There are preset sizes saved under the print window. So if we need to print a contact sheet of 9 images as thumbnails, we just select the images and select the 9-up Contact Sheet or when a customer’s 9×6″ print needs to be printed, only one image is selected and then the 9×6″ Print option is clicked. It is a straight forward way of printing on-site.
Case Study: Cross Country Equestrian Event
A very busy event where we really do need our work flow to be at 100 mph!! 600 riders, 4 photographers shooting 4 different jumps, 6000+ images, all in a day’s work!!!
This is where we make use of the ‘Smart Folders’ in Aperture 2. One Smart folder is created for each photographer, the criteria usually used is the photographer’s name as a keyword. Upon receiving the CF from say Photographer 1, this is entered as a keyword and all images from that CF card are imported. These images will automatically show in the Smart Folder named ‘Photographer 1’. Now to make contact sheets of all the images as small thumb nails so clients can see their images and select the ones they like.
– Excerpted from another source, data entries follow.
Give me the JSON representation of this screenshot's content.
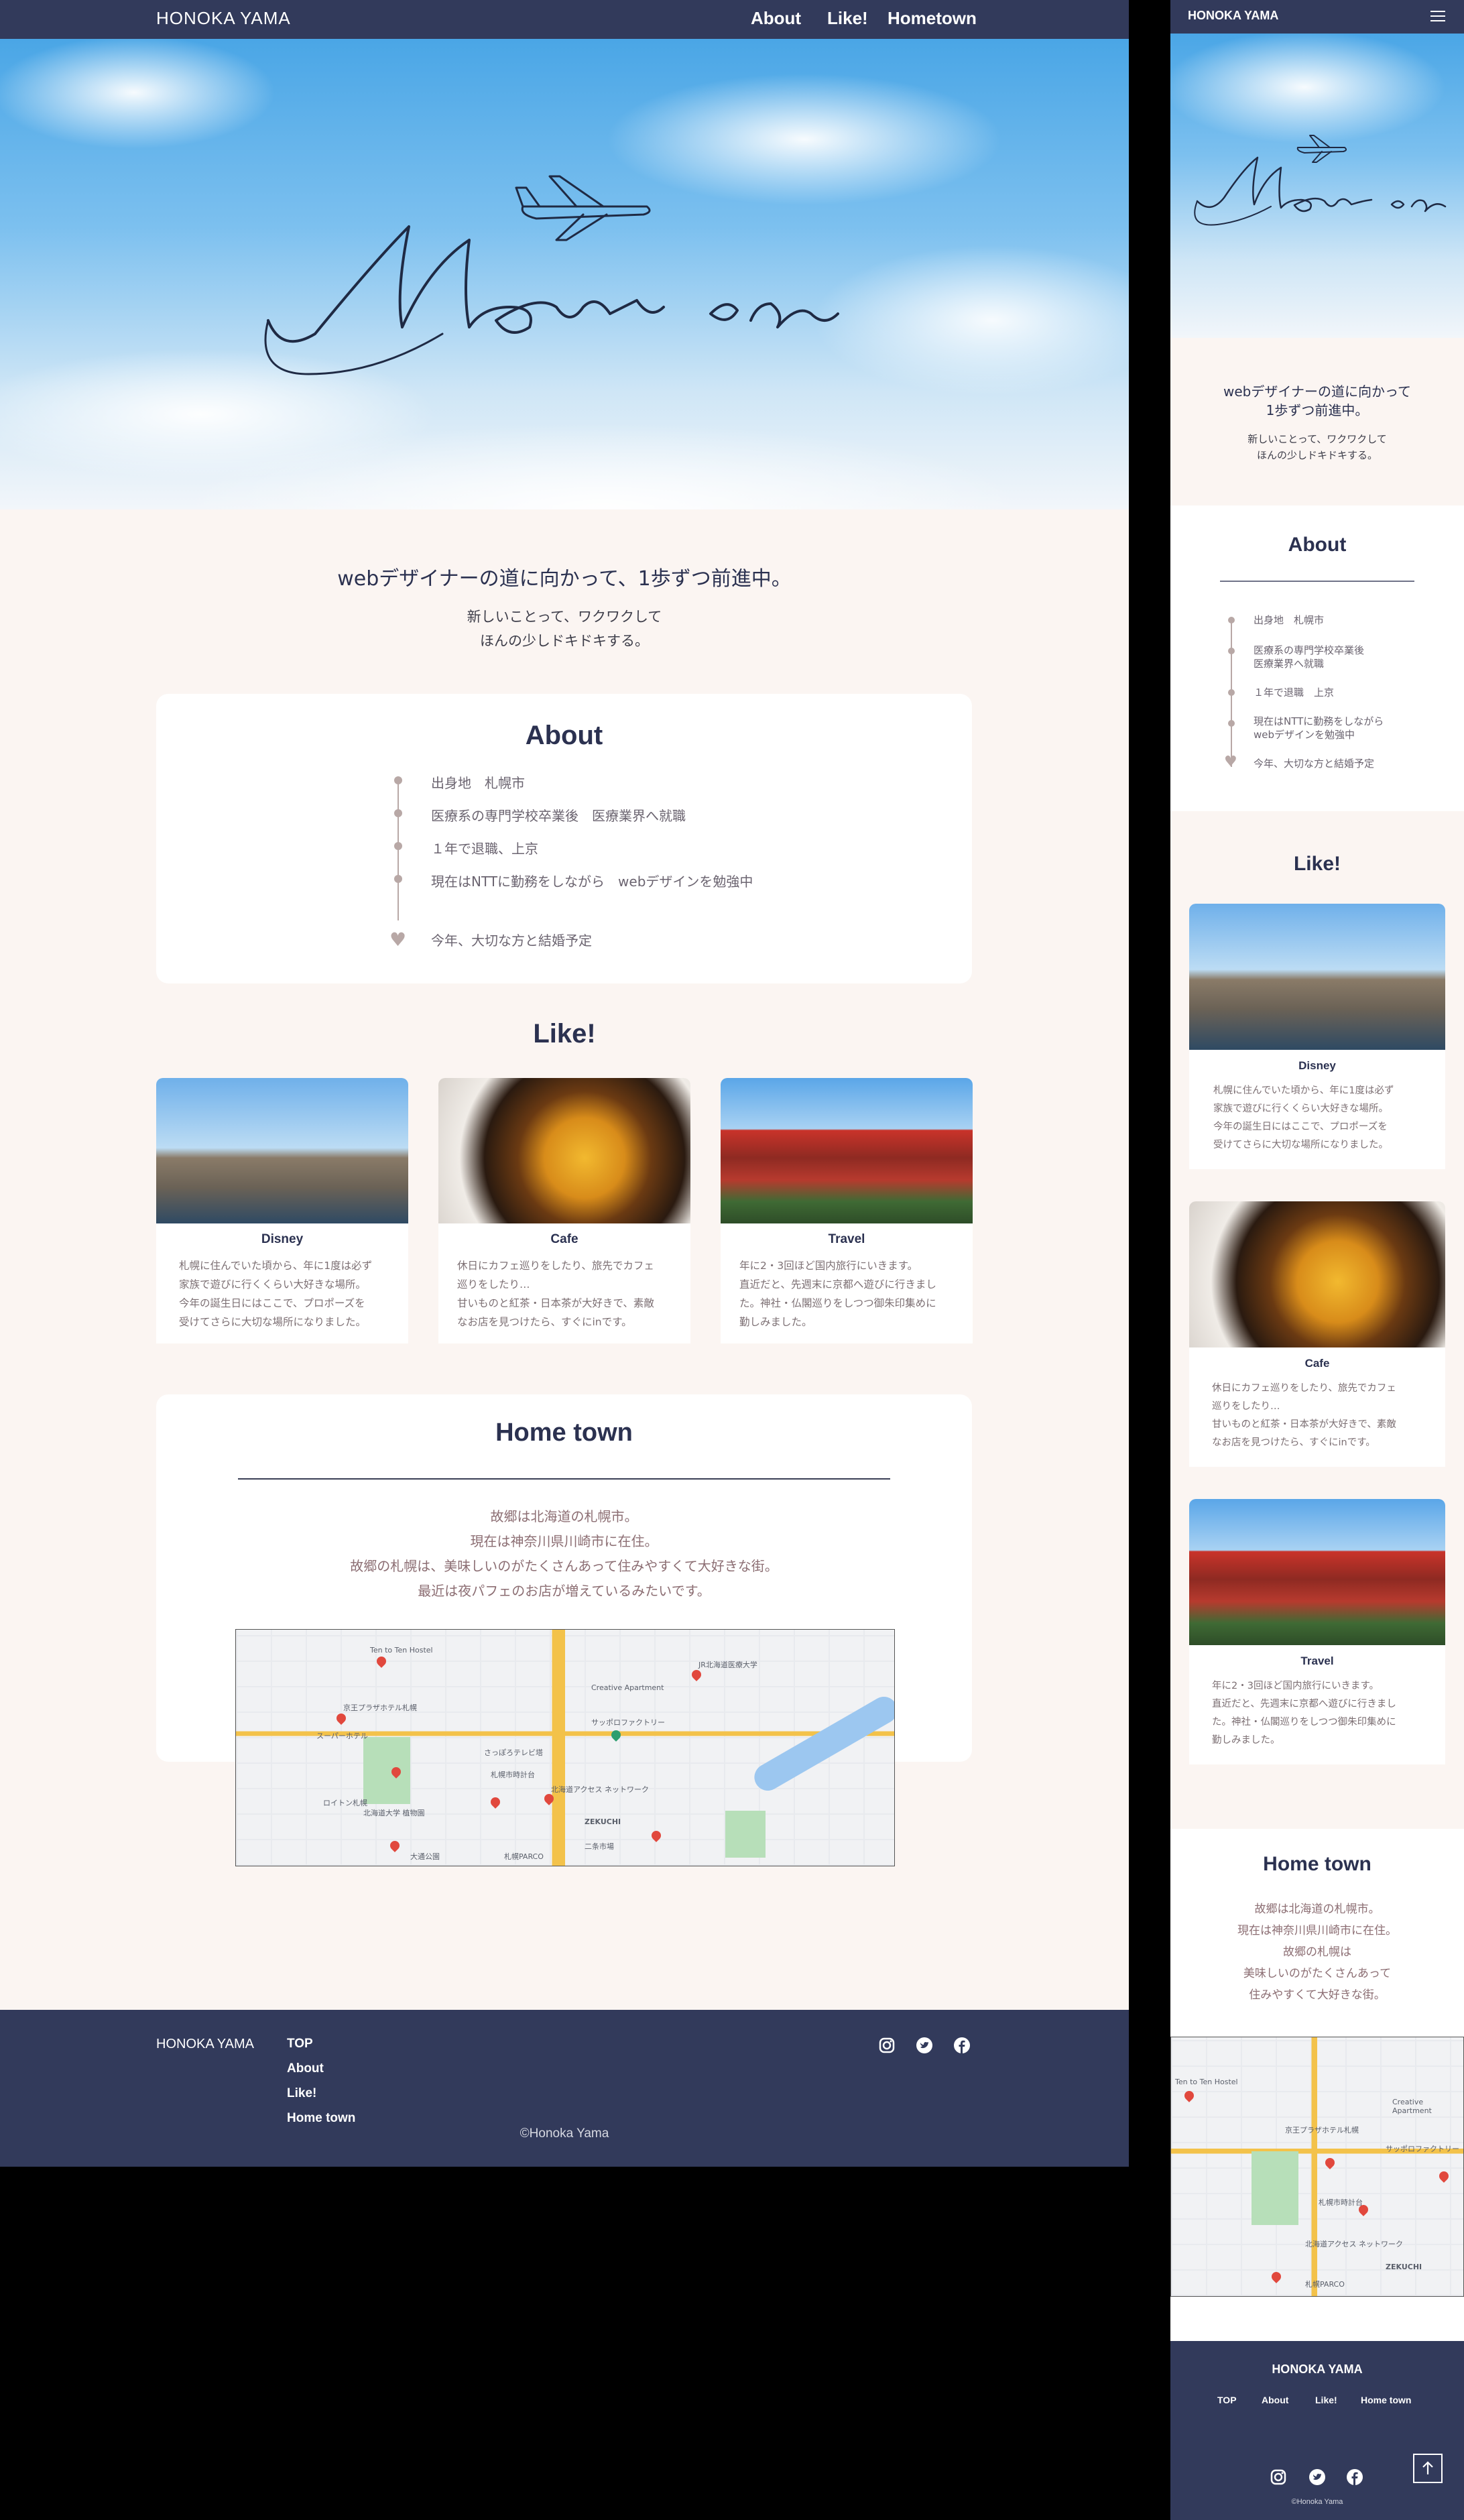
{
  "site": {
    "brand": "HONOKA YAMA",
    "hero_script": "Move on"
  },
  "nav": {
    "items": [
      "About",
      "Like!",
      "Hometown"
    ]
  },
  "intro": {
    "headline": "webデザイナーの道に向かって、1歩ずつ前進中。",
    "sub_line1": "新しいことって、ワクワクして",
    "sub_line2": "ほんの少しドキドキする。"
  },
  "mobile_intro": {
    "headline_line1": "webデザイナーの道に向かって",
    "headline_line2": "1歩ずつ前進中。",
    "sub_line1": "新しいことって、ワクワクして",
    "sub_line2": "ほんの少しドキドキする。"
  },
  "about": {
    "title": "About",
    "timeline": [
      "出身地　札幌市",
      "医療系の専門学校卒業後　医療業界へ就職",
      "１年で退職、上京",
      "現在はNTTに勤務をしながら　webデザインを勉強中",
      "今年、大切な方と結婚予定"
    ],
    "mobile_timeline": [
      "出身地　札幌市",
      "医療系の専門学校卒業後\n医療業界へ就職",
      "１年で退職　上京",
      "現在はNTTに勤務をしながら\nwebデザインを勉強中",
      "今年、大切な方と結婚予定"
    ]
  },
  "like": {
    "title": "Like!",
    "cards": [
      {
        "title": "Disney",
        "text": "札幌に住んでいた頃から、年に1度は必ず\n家族で遊びに行くくらい大好きな場所。\n今年の誕生日にはここで、プロポーズを\n受けてさらに大切な場所になりました。"
      },
      {
        "title": "Cafe",
        "text": "休日にカフェ巡りをしたり、旅先でカフェ\n巡りをしたり…\n甘いものと紅茶・日本茶が大好きで、素敵\nなお店を見つけたら、すぐにinです。"
      },
      {
        "title": "Travel",
        "text": "年に2・3回ほど国内旅行にいきます。\n直近だと、先週末に京都へ遊びに行きまし\nた。神社・仏閣巡りをしつつ御朱印集めに\n勤しみました。"
      }
    ]
  },
  "hometown": {
    "title": "Home town",
    "text": "故郷は北海道の札幌市。\n現在は神奈川県川崎市に在住。\n故郷の札幌は、美味しいのがたくさんあって住みやすくて大好きな街。\n最近は夜パフェのお店が増えているみたいです。",
    "mobile_text": "故郷は北海道の札幌市。\n現在は神奈川県川崎市に在住。\n故郷の札幌は\n美味しいのがたくさんあって\n住みやすくて大好きな街。",
    "map_labels": [
      "Ten to Ten Hostel",
      "京王プラザホテル札幌",
      "JR北海道医療大学",
      "Creative Apartment",
      "サッポロファクトリー",
      "スーパーホテル",
      "北海道大学 植物園",
      "さっぽろテレビ塔",
      "札幌市時計台",
      "ロイトン札幌",
      "北海道アクセス ネットワーク",
      "ZEKUCHI",
      "二条市場",
      "札幌PARCO",
      "大通公園"
    ]
  },
  "footer": {
    "brand": "HONOKA YAMA",
    "links": [
      "TOP",
      "About",
      "Like!",
      "Home town"
    ],
    "copyright": "©Honoka Yama",
    "social_icons": [
      "instagram-icon",
      "twitter-icon",
      "facebook-icon"
    ]
  },
  "colors": {
    "navy": "#323a5b",
    "cream": "#fbf5f2",
    "accent_grey": "#b8a8a6",
    "text_navy": "#2b3150"
  }
}
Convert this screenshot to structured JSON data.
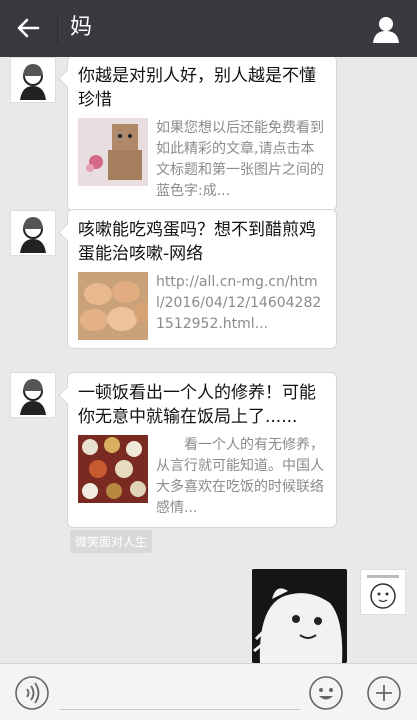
{
  "header": {
    "title": "妈"
  },
  "messages": [
    {
      "title": "你越是对别人好，别人越是不懂珍惜",
      "description": "如果您想以后还能免费看到如此精彩的文章,请点击本文标题和第一张图片之间的蓝色字:成..."
    },
    {
      "title": "咳嗽能吃鸡蛋吗？想不到醋煎鸡蛋能治咳嗽-网络",
      "description": "http://all.cn-mg.cn/html/2016/04/12/146042821512952.html..."
    },
    {
      "title": "一顿饭看出一个人的修养！可能你无意中就输在饭局上了......",
      "description": "看一个人的有无修养，从言行就可能知道。中国人大多喜欢在吃饭的时候联络感情..."
    }
  ],
  "status_note": "微笑面对人生",
  "colors": {
    "topbar": "#393a3f",
    "chat_background": "#e9e9e9",
    "bubble": "#ffffff",
    "link_gray": "#8b8b8b"
  },
  "icons": {
    "back": "arrow-left-icon",
    "profile": "person-icon",
    "voice": "voice-icon",
    "emoji": "smiley-icon",
    "plus": "plus-icon"
  }
}
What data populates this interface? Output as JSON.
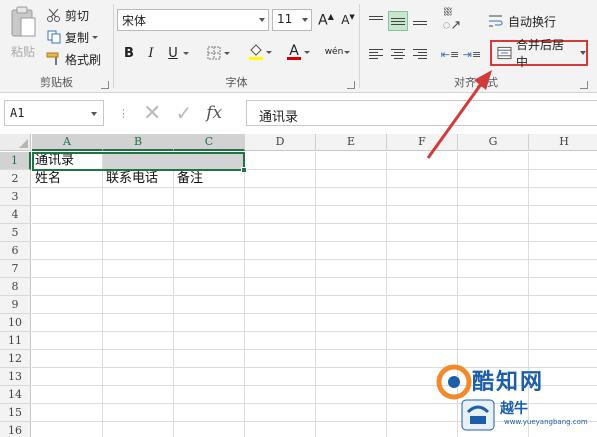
{
  "clipboard": {
    "paste": "粘贴",
    "cut": "剪切",
    "copy": "复制",
    "format_painter": "格式刷",
    "group": "剪贴板"
  },
  "font": {
    "name": "宋体",
    "size": "11",
    "bold": "B",
    "italic": "I",
    "underline": "U",
    "phonetic": "wén",
    "font_color_letter": "A",
    "group": "字体",
    "highlight_color": "#ffff00",
    "font_color": "#d40000"
  },
  "alignment": {
    "wrap_text": "自动换行",
    "merge_center": "合并后居中",
    "group": "对齐方式"
  },
  "formula_bar": {
    "name_box": "A1",
    "fx": "fx",
    "content": "通讯录"
  },
  "columns": [
    "A",
    "B",
    "C",
    "D",
    "E",
    "F",
    "G",
    "H"
  ],
  "rows": [
    "1",
    "2",
    "3",
    "4",
    "5",
    "6",
    "7",
    "8",
    "9",
    "10",
    "11",
    "12",
    "13",
    "14",
    "15",
    "16"
  ],
  "cells": {
    "A1": "通讯录",
    "A2": "姓名",
    "B2": "联系电话",
    "C2": "备注"
  },
  "watermark": {
    "title": "酷知网",
    "subtitle": "越牛",
    "url": "www.yueyangbang.com"
  },
  "colors": {
    "accent": "#217346",
    "annotation": "#d33a3a"
  }
}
All the images are selected and then to print preset of ‘9-up Contact Sheet’. This will print 9 images on a 9×6″ printer. Once the printing is done, press ‘1’ with all the images selected, this will rate all these selected images as ‘1’ star. Now the next CF card comes from the same photographer, the images are imported with the keyword ‘Photographer 1’ and they all go into the Smart folder of Photographer 1. Only the new images need to be printed as contact sheets, so a quick search of ‘unrated’ images is done, this shows up only those which are not rated ‘1’ and are unrated. All these images are selected, printed and then rated as ‘1’. The same is applied to all the other photographers. A very sophisticated work flow with a simple solution.
In my opinion, I don’t think there is any other professional work flow application which offers such ease for managing, editing, sorting, previewing and outputting in a very user-friendly interface. There are loads and loads of other powerful features which I have not even discussed but are there in Aperture 3 to make our workflow a lot more easier.
Indoor Sporting Events
With most indoor sporting arenas (not at international level), the lighting is not ideal and in many cases not sufficient. Tungsten lighting is usually used at these arenas which gives a very ‘orangey’ cast to the images. Once all the images are shot and imported into Aperture 2, we correct one of the image, lift the settings from it and can apply to either dozens or even hundreds of images at the same time with the ‘Lift’ and ‘Stamp’ tool saving invaluable time and no need to correct each and every image individually.
Aperture 3 only works on a Mac, so if your are on a PC, what other alternatives you may have. The first product which comes to mind is Lightroom by Adobe, but you don’t have the video editing feature on it currently. The other obvious comparision is to Photoshop, but Aperture is not meant to complete with something like Photoshop. Aperture can work alongside Photoshop’s PSD files but it will not work with individual layers. Photoshop is more of a creation tool and Aperture is ideal for workflow and is a digital darkroom on a Mac. Most professional photographers will use both Photoshop & Aperture 3.